The old people stand in the kitchen, arms around one another, side by side, and regard the tiger cat. He sits erect, tail neatly curled around his tiger legs. They stand on the yellow linoleum beside the fridge. The cat is at rest now, but he has been swirling. and, with a nasal meow, asking for something which remains undefined. 

The old people are stymied.

The cat’s lamp eyes have exclamation points standing at attention in the center of each round green pupil. His eyes are a laser, lightly glazed with disdain for the poor mental capacity of the old people.

The woman addresses him.

 “We, your self-assigned caretakers and healthcare providers, continue, every day, to strive to serve you better. How may we help you today?”

“Yeah, cat. What do you want?” The man, annoyed because both treats and a lick of cream have been rejected, gets straight to the point.

The cat continues to stare. He’s unimpressed by monkey noises, all those different vocalizations they make.

He would like to see some action. As usual, Meow #24, though clearly enunciated, means nothing to them. Even after all these years.

Sourly, the cat thinks that the human species is, very nearly, untrainable.

Juliet Waldron

Thursday, June 1, 2017

Enter the Smartphone

Okay! Here I am, like Constanze Mozart, making an embarassing confession. I must be one among the last people in the US to switch to a smartphone. On a trip to Atlanta to see a stellar grand-girl graduate High School, I was overwhelmed by family, both kids and grandkids, demanding that I get a "better" phone. So—I caved at last, regaled with all the storied delights that awaited me once I owned such a device.

I returned home with said smartphone tucked inside a pair of socks. We had been too busy with visiting back and forth from one side of Atlanta to the other and hanging out, or attending various graduation festivities to go searching for a case through the always mind-boggling traffic.   I'd figured this would be a good time to make the big change, as there  I’d have two sons, two DILs and a grand girl to instruct me in at least some of the Major Arcana.

I was once considered a tech savvy person, but those days are loooong gone. There’s a certain Luddite pride in still using a genuine IBM keyboard from the 80’s, hitched to 2004's computer. It is, however, getting to be more difficult to lag behind than to “get with the program,” as software (and hardware too) endlessly morph. IMHO, (as I learned to say on AIM) I suspect that all the “updating” is simply an excuse to wring more $$ from us hapless consumers. 

One of my friends has a terrific notion about a kind heart software firm (!) who would build MS65, a program guaranteed to run without chronic episodes of illogic/insanity (could I perhaps be alluding to MS 10??) and not to change or alter in any way for a decade. That’s about the right amount of time for many of us less sophisticated cotton-tops to learn new software.

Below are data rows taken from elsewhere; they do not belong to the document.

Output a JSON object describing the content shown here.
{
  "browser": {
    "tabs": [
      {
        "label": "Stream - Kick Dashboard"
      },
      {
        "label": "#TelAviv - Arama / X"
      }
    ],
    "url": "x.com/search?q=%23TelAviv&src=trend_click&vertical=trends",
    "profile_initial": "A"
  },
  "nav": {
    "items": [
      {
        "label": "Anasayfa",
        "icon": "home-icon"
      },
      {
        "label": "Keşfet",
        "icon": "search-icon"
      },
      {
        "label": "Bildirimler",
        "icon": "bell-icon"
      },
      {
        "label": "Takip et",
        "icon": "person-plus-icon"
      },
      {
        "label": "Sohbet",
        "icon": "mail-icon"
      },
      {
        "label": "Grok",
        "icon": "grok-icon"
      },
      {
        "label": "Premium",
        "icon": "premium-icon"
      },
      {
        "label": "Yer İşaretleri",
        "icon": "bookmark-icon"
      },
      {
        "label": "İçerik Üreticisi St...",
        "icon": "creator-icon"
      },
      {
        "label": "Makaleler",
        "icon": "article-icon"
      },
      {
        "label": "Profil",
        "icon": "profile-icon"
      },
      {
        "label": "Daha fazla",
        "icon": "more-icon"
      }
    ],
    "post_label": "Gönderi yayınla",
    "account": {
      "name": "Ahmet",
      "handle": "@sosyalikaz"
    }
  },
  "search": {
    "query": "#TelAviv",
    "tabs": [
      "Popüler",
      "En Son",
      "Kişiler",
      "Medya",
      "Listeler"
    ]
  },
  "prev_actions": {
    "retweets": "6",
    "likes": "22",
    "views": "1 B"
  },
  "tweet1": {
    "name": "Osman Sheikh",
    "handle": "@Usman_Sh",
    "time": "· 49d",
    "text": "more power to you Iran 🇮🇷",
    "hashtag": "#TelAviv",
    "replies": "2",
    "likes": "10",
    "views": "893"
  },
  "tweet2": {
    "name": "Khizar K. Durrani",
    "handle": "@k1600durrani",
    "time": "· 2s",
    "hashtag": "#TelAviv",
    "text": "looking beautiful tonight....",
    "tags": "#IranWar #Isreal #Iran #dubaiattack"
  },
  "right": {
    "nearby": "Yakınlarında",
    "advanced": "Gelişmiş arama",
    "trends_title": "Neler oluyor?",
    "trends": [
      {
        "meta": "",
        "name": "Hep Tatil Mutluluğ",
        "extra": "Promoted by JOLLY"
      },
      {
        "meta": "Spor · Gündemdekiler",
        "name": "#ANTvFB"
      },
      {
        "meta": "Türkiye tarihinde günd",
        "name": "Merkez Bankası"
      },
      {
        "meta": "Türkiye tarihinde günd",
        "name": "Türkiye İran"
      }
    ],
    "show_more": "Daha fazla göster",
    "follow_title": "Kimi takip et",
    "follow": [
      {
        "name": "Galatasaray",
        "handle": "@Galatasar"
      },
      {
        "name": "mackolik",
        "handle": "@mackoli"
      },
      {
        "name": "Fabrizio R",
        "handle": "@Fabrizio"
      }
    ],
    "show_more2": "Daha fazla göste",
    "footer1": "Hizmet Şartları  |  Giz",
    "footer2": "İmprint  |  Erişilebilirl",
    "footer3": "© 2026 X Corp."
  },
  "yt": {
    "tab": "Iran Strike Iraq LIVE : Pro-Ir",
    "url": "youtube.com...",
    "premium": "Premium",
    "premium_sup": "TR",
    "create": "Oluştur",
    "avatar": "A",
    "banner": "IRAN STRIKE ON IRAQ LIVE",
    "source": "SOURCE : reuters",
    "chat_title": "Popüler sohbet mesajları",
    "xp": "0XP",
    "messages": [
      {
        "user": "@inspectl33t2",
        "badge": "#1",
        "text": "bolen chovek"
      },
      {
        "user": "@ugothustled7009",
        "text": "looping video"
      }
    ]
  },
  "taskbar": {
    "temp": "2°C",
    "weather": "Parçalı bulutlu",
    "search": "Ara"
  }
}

I’m under no illusions, though, I’ll soon be scrapped and dissembled for the metal value of my components, along with my beloved Wang PC which still crouches sadly in the back of a closet.  Stability is not what software developers are into these days—the more things fail to work properly, I guess, the better it is for IT, or something. Anyway, while I’m griping, what’s with the penchant for hiding the most commonly used operations three or four—or five--pull downs deep? Is it so we have to humiliate ourselves and buy the latest copy of “…For Dummies”? And what’s with that “Search” that leads you into Alice in Wonderland conversations with "Cortana." (And, hell, I'm not fooled. It's just that g-d paperclip tarted up and back in our faces again.   Couldn’t "search" have just searched, as the word indicates that it does?

This morning, I awoke to the sound of chimes—my new phone, of course. I’d set the alarm, hitched it to the wall socket and left it wakeful. Now, I leapt out of bed, and attempted to turn the alarm off without first putting on my glasses. Next thing I knew, I’d taken four blurry pictures of myself--nothing you want to keep, especially those taken first thing in the morning. It took a few minutes before I managed to figure out how to put the camera back to sleep and delete the alarm. 

How did I, whose first and foremost mental image of “phone” remains the graceful black candlestick apparatus in my grandparent’s living room, enter a world where a small slim box in my hand can deposit checks, take pictures, tell time, and connect me to the internet and thence conduct me into untold wonders of consumption?  

~~Juliet Waldron, who just keeps getting older...